*TASK ITEM*: Find and copy each line of the records where the string "Days" shows up.

*RECORDS SUPPLIED*:
"""
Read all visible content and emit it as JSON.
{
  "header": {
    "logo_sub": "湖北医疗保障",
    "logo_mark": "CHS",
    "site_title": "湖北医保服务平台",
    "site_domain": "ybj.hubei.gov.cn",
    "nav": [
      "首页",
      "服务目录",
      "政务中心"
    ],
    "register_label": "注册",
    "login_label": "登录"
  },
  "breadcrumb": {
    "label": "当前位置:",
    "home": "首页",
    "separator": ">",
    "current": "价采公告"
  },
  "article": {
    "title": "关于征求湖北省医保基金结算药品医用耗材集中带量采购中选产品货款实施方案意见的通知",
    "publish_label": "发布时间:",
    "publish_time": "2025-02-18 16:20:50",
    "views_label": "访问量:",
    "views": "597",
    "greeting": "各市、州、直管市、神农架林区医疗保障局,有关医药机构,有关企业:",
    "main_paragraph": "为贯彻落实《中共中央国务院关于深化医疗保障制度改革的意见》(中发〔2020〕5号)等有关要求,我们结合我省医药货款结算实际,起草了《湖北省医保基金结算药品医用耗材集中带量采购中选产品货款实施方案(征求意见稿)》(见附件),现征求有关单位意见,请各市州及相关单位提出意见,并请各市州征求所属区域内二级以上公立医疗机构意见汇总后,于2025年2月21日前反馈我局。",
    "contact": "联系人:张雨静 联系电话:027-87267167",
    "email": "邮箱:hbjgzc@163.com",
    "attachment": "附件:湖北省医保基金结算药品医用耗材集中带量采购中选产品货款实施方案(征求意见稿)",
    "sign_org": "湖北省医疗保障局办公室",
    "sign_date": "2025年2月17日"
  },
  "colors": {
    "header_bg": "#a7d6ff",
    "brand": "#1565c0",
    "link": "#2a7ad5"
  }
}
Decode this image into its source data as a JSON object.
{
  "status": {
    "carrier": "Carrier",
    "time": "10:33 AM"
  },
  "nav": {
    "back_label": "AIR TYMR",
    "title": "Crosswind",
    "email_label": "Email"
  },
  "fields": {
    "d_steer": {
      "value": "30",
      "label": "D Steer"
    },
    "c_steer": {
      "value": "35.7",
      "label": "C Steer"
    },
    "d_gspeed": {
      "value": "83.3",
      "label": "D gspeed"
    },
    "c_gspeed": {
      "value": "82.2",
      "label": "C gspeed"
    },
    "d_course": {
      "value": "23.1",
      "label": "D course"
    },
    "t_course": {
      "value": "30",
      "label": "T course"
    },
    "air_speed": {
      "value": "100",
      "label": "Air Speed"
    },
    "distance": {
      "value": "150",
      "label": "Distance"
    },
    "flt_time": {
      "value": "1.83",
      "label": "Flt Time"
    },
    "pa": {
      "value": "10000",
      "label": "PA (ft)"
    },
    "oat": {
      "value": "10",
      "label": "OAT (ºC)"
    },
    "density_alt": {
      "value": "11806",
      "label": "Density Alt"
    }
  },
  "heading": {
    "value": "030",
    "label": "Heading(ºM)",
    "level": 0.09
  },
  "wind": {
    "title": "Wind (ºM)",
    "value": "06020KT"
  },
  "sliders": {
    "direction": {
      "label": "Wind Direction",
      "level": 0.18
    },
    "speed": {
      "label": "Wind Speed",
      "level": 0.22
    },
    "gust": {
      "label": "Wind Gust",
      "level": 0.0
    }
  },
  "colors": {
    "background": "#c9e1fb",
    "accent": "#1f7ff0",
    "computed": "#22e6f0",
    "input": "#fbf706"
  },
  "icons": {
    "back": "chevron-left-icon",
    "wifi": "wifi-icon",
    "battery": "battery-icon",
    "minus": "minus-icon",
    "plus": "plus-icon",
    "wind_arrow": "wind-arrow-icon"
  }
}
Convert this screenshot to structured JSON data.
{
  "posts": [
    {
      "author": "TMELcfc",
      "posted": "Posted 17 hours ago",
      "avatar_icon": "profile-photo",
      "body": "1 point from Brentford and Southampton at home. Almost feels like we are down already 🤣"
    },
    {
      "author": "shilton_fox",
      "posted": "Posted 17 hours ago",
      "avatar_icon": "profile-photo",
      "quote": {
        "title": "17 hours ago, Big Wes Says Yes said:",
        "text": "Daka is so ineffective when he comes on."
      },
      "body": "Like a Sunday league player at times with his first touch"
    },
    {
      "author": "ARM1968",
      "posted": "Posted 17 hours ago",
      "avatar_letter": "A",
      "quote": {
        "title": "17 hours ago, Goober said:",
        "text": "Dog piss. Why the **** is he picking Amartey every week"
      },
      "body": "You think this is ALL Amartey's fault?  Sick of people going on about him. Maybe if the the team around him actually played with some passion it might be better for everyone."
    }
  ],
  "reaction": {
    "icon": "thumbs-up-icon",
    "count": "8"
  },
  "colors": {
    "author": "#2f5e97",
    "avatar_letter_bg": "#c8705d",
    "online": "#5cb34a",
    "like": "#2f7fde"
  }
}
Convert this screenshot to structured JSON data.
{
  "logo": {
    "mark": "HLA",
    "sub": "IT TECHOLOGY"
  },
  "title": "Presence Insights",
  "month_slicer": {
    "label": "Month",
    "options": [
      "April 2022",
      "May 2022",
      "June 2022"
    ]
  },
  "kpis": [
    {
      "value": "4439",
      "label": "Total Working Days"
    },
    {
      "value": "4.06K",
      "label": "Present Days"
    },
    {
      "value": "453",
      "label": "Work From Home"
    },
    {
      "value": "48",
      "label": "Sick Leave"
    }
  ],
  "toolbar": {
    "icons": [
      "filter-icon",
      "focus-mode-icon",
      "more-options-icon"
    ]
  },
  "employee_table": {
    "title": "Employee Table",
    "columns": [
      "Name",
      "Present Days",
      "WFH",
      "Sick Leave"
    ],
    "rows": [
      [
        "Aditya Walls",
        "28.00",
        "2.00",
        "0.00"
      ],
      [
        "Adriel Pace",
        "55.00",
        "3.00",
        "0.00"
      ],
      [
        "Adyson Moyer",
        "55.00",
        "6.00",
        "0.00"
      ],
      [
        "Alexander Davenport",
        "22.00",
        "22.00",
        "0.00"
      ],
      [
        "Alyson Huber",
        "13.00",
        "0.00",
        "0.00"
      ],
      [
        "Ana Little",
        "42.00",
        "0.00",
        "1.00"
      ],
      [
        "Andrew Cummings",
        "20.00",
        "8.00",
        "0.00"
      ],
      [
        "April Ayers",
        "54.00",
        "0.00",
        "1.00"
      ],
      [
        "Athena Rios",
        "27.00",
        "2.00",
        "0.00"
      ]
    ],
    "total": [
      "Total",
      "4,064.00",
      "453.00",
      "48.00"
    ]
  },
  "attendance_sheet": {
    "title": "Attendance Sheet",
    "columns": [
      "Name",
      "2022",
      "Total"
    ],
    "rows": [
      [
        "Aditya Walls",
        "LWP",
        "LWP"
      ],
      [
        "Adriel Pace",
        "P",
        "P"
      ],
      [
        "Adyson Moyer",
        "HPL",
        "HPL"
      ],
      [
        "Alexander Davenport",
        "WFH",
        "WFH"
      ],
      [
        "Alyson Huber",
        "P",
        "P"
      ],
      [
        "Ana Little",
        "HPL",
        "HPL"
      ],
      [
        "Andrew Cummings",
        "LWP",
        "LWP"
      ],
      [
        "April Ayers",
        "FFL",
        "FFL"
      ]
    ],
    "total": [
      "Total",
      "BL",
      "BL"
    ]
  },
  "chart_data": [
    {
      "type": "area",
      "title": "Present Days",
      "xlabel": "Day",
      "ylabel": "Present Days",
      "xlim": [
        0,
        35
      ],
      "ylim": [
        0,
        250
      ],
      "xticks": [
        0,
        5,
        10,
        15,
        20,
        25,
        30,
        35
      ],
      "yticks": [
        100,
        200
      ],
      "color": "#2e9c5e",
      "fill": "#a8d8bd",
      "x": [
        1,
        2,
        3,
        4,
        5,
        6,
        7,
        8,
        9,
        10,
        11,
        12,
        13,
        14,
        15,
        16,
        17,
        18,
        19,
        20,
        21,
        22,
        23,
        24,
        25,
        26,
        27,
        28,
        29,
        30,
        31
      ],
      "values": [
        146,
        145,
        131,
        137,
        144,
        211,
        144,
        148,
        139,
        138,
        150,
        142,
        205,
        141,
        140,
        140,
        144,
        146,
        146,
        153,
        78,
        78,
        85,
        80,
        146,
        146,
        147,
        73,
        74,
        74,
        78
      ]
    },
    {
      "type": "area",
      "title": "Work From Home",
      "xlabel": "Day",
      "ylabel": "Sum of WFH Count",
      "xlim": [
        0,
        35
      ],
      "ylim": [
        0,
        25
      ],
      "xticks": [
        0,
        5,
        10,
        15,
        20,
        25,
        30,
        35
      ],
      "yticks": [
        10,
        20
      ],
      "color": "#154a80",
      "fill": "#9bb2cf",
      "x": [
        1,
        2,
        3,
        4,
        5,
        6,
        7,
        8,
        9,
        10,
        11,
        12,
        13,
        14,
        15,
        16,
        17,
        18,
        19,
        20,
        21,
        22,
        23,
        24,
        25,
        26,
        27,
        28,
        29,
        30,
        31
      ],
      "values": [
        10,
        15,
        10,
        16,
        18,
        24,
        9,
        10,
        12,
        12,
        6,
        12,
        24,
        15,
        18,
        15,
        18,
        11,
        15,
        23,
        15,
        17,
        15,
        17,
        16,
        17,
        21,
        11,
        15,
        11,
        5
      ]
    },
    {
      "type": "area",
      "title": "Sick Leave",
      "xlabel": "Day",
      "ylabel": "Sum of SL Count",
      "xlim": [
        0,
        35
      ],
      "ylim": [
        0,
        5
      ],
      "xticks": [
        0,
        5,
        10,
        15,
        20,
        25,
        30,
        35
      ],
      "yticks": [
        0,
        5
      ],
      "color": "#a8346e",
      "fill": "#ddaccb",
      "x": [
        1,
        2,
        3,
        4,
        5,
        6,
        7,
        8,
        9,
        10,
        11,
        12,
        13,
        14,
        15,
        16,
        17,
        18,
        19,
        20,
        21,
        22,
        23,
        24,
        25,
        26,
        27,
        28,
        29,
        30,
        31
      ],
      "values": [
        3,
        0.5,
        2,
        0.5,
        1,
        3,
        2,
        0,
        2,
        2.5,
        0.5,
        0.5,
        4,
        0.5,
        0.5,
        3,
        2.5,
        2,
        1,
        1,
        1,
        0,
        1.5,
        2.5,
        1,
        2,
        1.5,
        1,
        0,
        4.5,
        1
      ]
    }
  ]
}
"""
*SOLUTION BELOW*:
      "label": "Total Working Days"
      "label": "Present Days"
      "Present Days",
      "title": "Present Days",
      "ylabel": "Present Days",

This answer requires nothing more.